On April 12, 2017, INPI and ANVISA announced that they have agreed on parameters and procedures that will be used to analyze patent applications for pharmaceutical products and their proceedings. They have signed a Joint Ordinance on this matter that will be published in the coming days.

The agencies have also agreed that the regulatory bodies will establish an Inter-institutional Commission, in which representatives from both agencies will participate, with the objective of promoting the exchange of technical information and the harmonization of processes. Their goal: to end the ongoing battle over subject matter.

The regulatory model encourages the technical discretion of the regulators, besides making it clear that prior consent does not authorize, in the performance of tasks of ANVISA, the assessment of aspects unrelated to public health. The patentability requirements, in turn, remain fully established as INPI’s own competence.

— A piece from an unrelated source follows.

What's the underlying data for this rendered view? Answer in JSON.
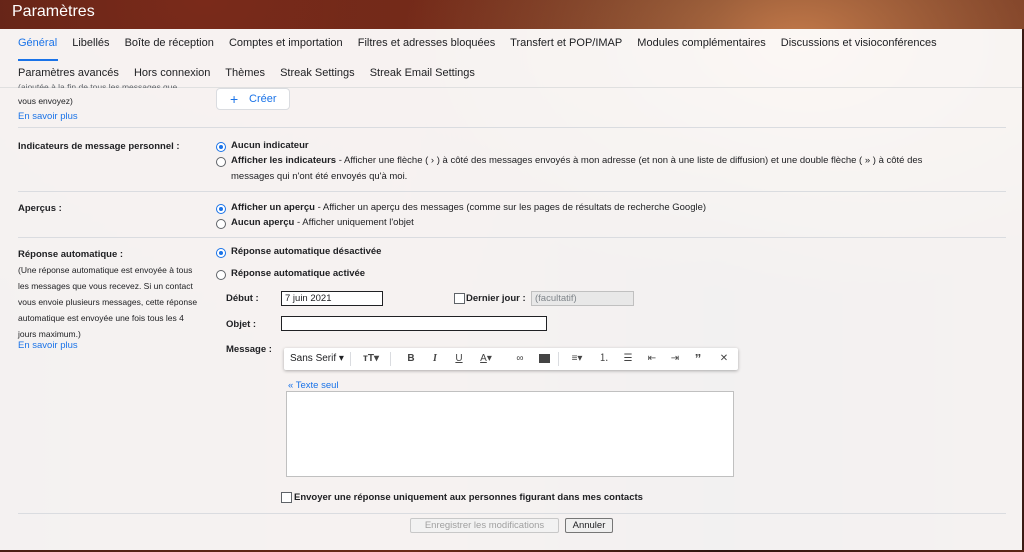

That is, ANVISA will certainly play an important role during the analysis of the patentability of a pharmaceutical product, but when it comes to registration, INPI will have the final word.

The applicant will therefore be responsible for filing a patent application in accordance with the conditions established by INPI, but without contradicting ANVISA’s economic and political aspirations in the field of public health.

One day soon, for the pharmaceutical sector, the battles of the feds will be in the past.


Please do not hesitate to contact the authors at Campos Mello Advogados, an independent law firm in Brazil

for further information at,, or

Terence Trennepohl, Partner in Campos Mello Advogados’ Life Sciences practice

Paula Mena Barreto, Partner in Campos Mello Advogados’ Intellectual Property practice

Bruna Rocha, Associate in Campos Mello Advogados’ Life Sciences practice